====== Supplied records
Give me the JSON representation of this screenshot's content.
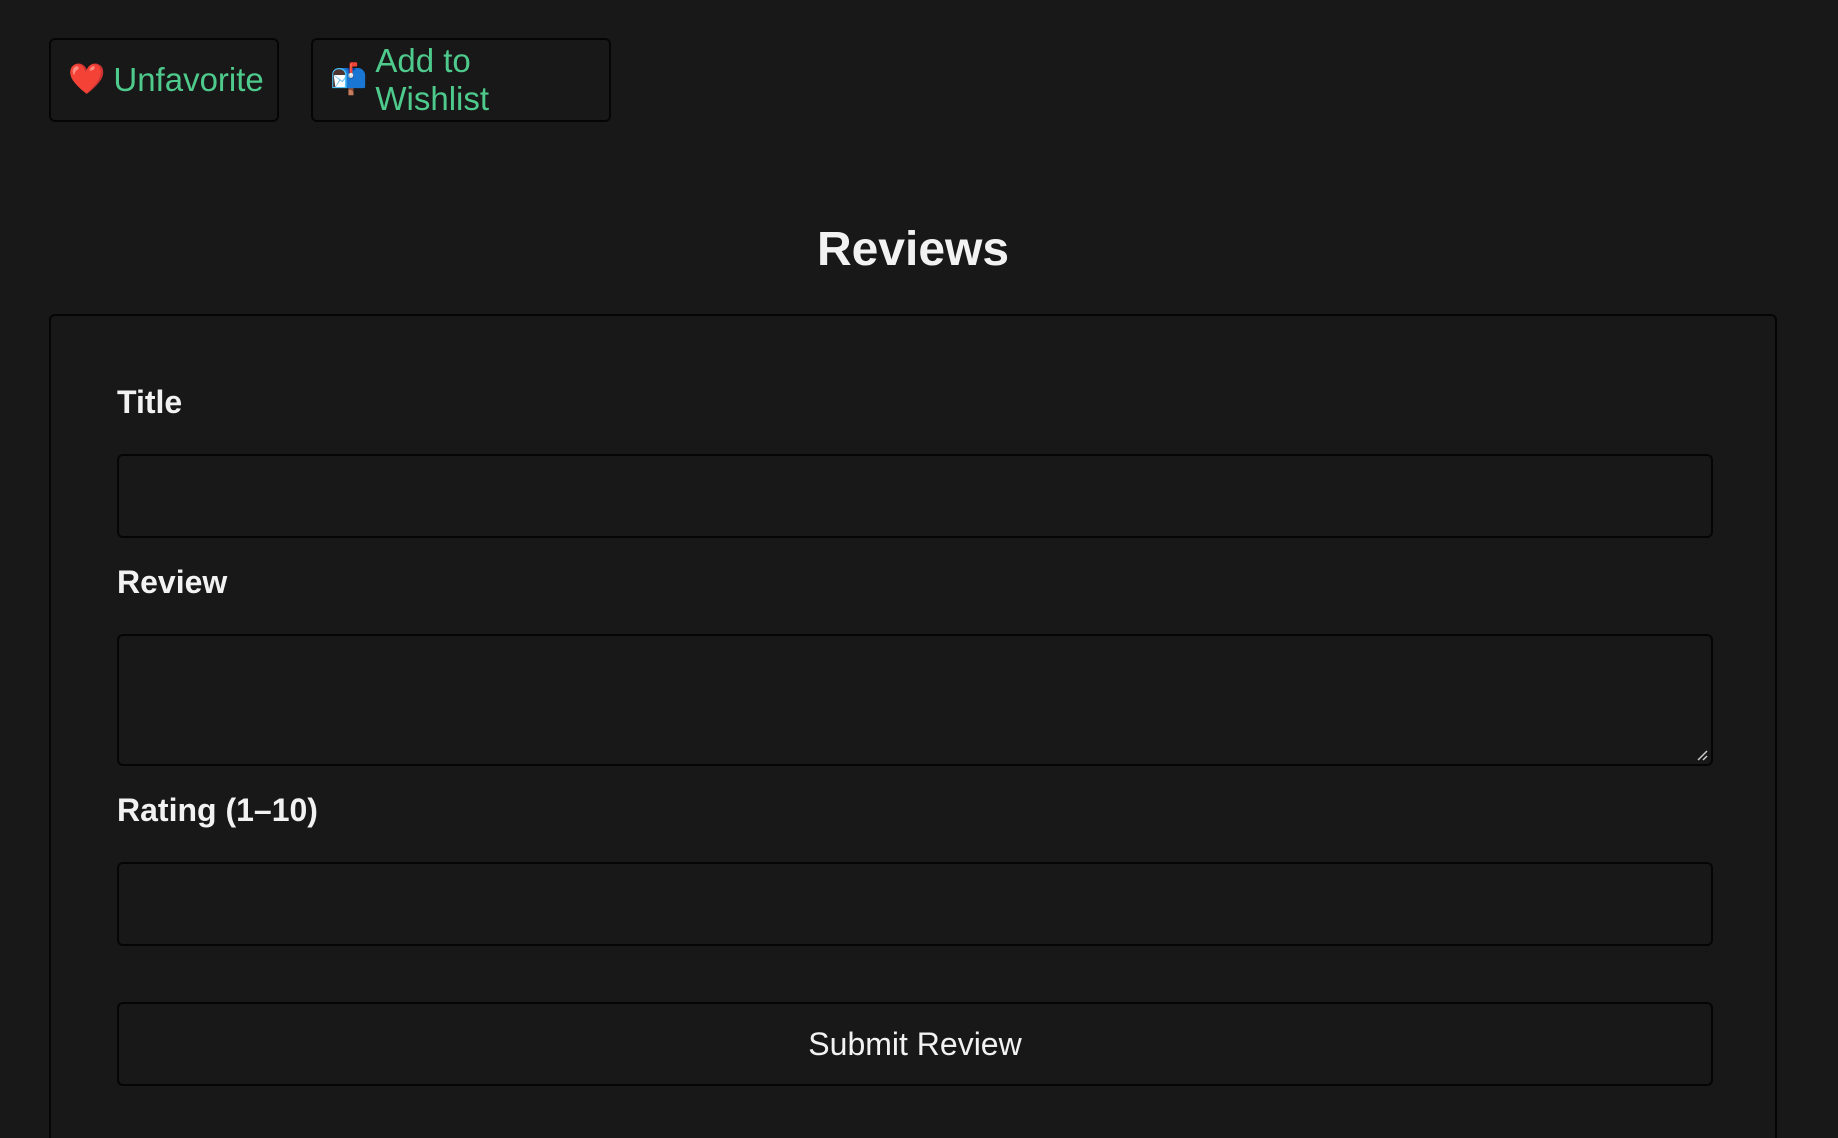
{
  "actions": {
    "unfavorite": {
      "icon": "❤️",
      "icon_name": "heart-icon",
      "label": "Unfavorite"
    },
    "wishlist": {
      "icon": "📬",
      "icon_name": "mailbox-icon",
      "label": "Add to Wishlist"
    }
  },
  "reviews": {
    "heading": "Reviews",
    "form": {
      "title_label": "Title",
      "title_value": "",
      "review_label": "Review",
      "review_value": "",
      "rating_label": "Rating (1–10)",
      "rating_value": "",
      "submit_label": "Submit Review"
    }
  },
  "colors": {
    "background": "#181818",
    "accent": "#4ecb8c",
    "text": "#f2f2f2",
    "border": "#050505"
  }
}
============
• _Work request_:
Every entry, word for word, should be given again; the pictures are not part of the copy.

• _Written response_:
Give me the JSON representation of this screenshot's content.
{
  "actions": {
    "unfavorite": {
      "icon": "❤️",
      "icon_name": "heart-icon",
      "label": "Unfavorite"
    },
    "wishlist": {
      "icon": "📬",
      "icon_name": "mailbox-icon",
      "label": "Add to Wishlist"
    }
  },
  "reviews": {
    "heading": "Reviews",
    "form": {
      "title_label": "Title",
      "title_value": "",
      "review_label": "Review",
      "review_value": "",
      "rating_label": "Rating (1–10)",
      "rating_value": "",
      "submit_label": "Submit Review"
    }
  },
  "colors": {
    "background": "#181818",
    "accent": "#4ecb8c",
    "text": "#f2f2f2",
    "border": "#050505"
  }
}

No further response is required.